Working data:
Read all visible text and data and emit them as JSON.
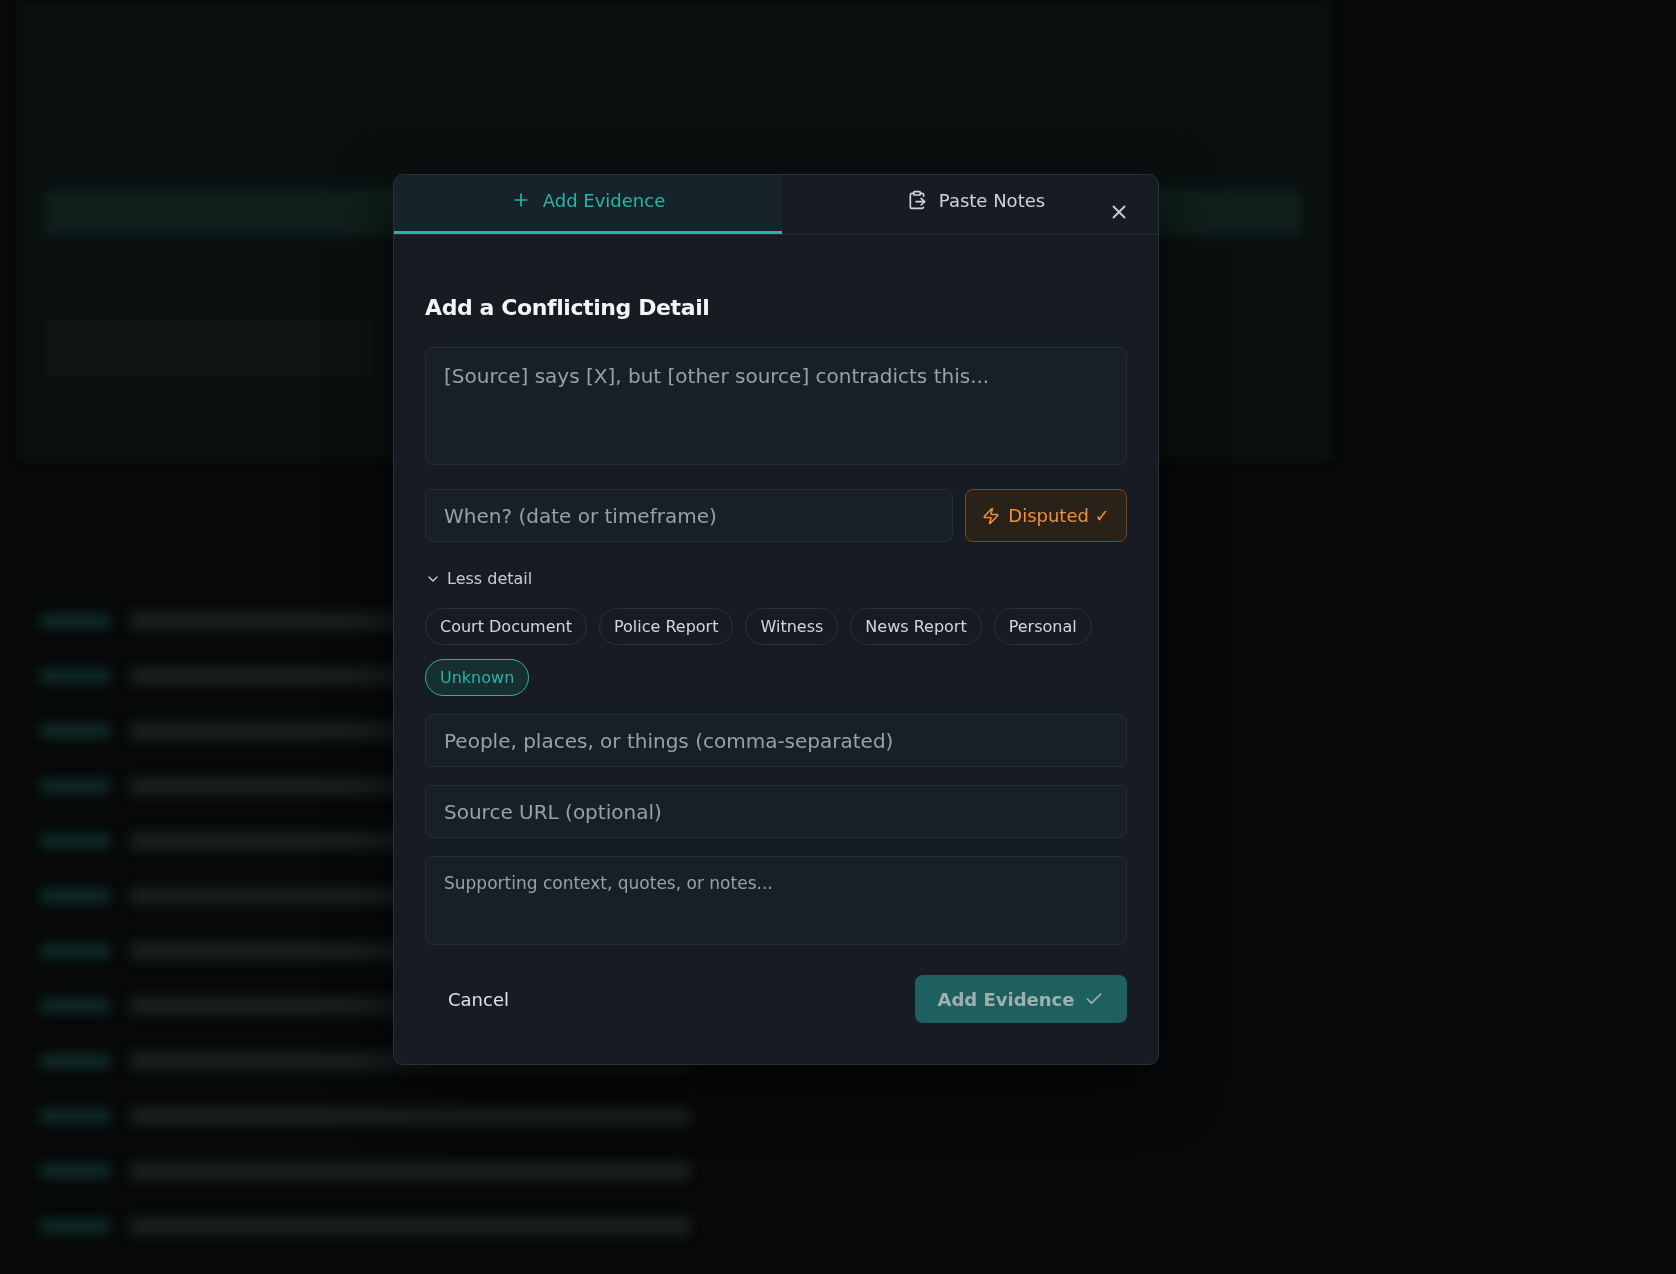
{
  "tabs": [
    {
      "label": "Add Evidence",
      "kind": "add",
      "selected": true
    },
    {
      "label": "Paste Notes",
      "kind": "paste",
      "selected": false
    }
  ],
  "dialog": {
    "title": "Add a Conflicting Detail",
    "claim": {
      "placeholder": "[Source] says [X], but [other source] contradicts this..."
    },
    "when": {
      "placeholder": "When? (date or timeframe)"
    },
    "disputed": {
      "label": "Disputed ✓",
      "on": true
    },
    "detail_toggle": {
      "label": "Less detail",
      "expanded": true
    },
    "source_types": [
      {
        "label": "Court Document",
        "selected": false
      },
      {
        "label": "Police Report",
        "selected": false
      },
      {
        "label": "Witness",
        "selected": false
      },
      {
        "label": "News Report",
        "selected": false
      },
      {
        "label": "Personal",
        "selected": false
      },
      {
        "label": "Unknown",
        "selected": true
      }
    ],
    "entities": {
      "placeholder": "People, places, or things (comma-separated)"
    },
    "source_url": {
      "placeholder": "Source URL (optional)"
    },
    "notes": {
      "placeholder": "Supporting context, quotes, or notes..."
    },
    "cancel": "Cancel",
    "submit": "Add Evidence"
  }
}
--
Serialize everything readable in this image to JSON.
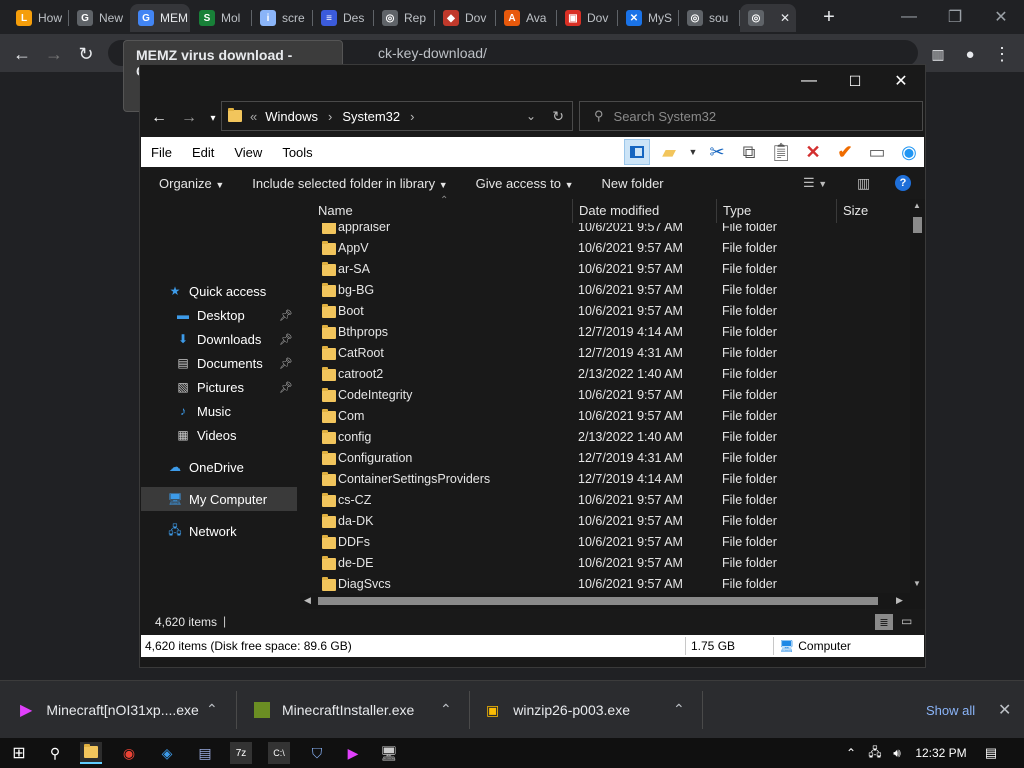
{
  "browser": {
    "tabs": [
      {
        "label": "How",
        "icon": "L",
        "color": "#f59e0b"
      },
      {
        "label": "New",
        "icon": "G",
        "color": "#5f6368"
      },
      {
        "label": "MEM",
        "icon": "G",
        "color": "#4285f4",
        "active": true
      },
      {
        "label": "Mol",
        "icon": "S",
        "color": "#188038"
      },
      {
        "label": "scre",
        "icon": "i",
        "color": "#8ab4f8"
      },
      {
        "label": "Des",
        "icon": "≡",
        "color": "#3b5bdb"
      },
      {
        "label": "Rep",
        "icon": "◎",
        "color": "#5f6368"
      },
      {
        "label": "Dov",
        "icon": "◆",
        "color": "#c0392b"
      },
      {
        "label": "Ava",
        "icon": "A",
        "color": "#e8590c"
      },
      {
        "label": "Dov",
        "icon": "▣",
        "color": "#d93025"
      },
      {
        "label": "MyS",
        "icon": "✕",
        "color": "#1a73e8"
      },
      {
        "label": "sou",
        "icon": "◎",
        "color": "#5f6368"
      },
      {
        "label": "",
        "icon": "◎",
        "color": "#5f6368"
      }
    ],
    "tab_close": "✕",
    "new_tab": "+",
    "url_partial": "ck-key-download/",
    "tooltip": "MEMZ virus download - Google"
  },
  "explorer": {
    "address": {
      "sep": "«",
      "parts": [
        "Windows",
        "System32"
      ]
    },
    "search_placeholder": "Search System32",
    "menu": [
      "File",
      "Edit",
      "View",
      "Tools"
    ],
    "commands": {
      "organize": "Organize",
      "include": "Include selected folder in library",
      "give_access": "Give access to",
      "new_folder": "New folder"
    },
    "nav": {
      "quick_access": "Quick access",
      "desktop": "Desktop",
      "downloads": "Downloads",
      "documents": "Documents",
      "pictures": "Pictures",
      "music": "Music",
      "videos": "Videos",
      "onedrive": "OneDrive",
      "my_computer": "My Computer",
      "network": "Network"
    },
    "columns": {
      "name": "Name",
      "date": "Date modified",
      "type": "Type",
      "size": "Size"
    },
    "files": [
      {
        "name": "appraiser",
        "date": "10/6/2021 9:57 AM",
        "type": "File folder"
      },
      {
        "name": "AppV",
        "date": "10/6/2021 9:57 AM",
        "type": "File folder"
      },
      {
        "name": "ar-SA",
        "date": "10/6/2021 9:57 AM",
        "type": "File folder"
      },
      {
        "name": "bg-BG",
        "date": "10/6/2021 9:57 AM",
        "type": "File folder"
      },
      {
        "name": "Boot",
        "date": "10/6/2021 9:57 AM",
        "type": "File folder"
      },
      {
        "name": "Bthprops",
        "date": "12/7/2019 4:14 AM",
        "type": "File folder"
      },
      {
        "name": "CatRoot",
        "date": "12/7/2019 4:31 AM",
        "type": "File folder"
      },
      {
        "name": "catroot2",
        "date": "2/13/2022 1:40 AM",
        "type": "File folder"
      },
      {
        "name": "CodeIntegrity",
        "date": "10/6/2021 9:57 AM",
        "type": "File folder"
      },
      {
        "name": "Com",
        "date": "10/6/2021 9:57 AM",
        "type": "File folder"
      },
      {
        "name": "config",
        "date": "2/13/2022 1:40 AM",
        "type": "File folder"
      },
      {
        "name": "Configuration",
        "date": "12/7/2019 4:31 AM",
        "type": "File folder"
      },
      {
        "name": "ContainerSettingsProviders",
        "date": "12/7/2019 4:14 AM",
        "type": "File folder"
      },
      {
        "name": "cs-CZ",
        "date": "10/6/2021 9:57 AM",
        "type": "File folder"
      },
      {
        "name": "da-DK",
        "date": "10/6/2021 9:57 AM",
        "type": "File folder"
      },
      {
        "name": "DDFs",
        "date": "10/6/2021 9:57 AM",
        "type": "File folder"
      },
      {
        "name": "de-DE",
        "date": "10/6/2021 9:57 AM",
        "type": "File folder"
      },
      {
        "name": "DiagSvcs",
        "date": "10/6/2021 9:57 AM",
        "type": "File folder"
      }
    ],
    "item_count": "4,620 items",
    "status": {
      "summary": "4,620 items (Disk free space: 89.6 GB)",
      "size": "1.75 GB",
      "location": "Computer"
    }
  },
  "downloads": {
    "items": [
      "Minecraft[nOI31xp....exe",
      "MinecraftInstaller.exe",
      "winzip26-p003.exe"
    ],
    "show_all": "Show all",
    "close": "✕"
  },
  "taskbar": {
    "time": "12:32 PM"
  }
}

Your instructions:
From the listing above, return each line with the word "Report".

Exercise output:
        "label": "Police Report",
        "label": "News Report",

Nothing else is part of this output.